Gas prices usually rise in the summer months, as American motorists hit the road and drive up demand. But this summer prices are falling, as burgeoning US oil production provides a buffer against summer demand and international turmoil – both of which typically mean higher gas prices.
New energy extraction methods are touted as an answer to high oil prices, Cobb writes, but they more closely resemble emergency measures designed to forestall an inevitable decline in the world's fossil fuel resources.
Gas prices in the US have fallen to the lowest level in 100 days, and drivers have strong US energy production to thank. Analysts say the domestic oil boom is softening the impact that turmoil in Iraq and Ukraine would otherwise have on prices at the pump.
Starbucks is joining the growing number of coffee brands hiking up prices due to a worldwide coffee shortage. The coffee supply has been tight this year due to drought and disease, so when will consumers see relief in prices?
Global oil prices could go up by $15 per barrel in about 10 years, if the Middle East doesn't invest more in its oil fields, the International Energy Agency says.
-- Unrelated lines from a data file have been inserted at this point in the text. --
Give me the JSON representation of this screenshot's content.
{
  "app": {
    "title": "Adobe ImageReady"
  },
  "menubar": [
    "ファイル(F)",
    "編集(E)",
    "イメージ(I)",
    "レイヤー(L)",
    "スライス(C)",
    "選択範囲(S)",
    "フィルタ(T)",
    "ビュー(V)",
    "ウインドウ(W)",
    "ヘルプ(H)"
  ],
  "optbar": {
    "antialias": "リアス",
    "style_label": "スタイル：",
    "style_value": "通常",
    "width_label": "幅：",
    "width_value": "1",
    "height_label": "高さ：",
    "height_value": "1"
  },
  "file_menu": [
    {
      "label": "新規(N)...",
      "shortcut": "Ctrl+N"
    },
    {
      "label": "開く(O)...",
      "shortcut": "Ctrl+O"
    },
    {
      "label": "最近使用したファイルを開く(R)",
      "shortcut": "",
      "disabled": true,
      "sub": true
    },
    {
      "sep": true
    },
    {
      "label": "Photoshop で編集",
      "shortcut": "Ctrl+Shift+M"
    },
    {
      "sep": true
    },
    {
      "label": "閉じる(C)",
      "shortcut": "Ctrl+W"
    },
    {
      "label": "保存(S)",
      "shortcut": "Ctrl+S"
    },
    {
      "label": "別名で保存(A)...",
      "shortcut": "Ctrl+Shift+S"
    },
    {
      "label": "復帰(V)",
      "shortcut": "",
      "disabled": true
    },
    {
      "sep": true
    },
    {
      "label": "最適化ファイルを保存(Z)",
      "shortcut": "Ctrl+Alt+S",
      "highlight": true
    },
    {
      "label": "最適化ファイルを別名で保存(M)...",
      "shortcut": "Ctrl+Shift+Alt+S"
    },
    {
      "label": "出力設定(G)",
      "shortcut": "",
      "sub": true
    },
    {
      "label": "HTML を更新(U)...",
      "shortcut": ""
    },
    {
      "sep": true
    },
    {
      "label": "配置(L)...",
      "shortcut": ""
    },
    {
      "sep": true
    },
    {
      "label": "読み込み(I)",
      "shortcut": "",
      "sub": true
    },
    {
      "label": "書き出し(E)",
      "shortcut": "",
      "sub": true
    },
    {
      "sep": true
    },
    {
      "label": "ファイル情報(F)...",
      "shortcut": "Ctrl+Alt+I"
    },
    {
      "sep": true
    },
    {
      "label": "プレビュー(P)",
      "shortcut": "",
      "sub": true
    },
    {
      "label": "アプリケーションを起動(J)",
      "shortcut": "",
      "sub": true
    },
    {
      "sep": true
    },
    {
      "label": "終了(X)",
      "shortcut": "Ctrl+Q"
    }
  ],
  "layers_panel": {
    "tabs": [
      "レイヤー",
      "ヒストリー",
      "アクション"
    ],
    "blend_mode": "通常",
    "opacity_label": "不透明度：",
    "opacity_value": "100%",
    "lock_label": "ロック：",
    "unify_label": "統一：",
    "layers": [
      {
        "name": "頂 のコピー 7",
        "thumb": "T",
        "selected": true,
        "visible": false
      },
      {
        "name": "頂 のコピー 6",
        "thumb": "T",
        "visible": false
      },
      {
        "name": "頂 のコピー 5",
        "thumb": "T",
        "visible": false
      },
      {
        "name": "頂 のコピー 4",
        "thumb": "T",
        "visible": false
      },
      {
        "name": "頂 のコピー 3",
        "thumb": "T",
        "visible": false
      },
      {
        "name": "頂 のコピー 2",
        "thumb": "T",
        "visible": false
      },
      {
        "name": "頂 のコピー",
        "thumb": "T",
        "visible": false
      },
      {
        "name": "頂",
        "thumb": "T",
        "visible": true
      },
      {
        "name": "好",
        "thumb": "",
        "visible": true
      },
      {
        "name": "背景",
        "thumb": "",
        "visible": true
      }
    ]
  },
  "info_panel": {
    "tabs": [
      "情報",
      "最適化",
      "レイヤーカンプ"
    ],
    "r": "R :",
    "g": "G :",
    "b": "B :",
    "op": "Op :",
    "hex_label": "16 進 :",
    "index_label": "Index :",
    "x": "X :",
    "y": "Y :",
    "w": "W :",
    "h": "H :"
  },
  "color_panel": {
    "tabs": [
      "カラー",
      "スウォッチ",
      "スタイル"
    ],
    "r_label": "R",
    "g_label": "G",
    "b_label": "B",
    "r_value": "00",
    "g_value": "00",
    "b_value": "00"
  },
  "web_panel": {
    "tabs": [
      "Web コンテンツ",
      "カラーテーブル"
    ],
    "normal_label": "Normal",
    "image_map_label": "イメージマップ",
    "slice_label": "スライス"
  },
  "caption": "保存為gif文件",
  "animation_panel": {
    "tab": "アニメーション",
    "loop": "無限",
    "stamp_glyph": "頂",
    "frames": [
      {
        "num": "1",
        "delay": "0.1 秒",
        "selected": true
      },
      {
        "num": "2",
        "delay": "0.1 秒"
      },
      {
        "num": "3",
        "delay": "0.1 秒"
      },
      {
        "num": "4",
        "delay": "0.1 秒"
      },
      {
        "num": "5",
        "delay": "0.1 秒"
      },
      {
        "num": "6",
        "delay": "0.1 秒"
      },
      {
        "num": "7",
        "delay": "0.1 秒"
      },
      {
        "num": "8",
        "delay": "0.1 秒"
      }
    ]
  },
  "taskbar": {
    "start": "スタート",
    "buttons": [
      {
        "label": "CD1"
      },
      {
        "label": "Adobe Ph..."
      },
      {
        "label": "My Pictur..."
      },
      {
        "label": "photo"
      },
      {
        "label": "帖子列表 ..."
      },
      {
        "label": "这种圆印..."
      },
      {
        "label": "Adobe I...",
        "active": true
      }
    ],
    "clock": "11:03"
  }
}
The IEA also reports the world may find itself more reliant on Middle East investment for shale oil production.
A rise in US oil production has helped keep gas prices lower, but perhaps not as low as US drivers expected.
As President Obama meets with the Saudi king in Riyadh Friday, he is almost certain to discuss the Ukraine crisis and how to respond. Could the US and Saudi Arabia coordinate a release of oil that would punish Russia's energy-dominated economy?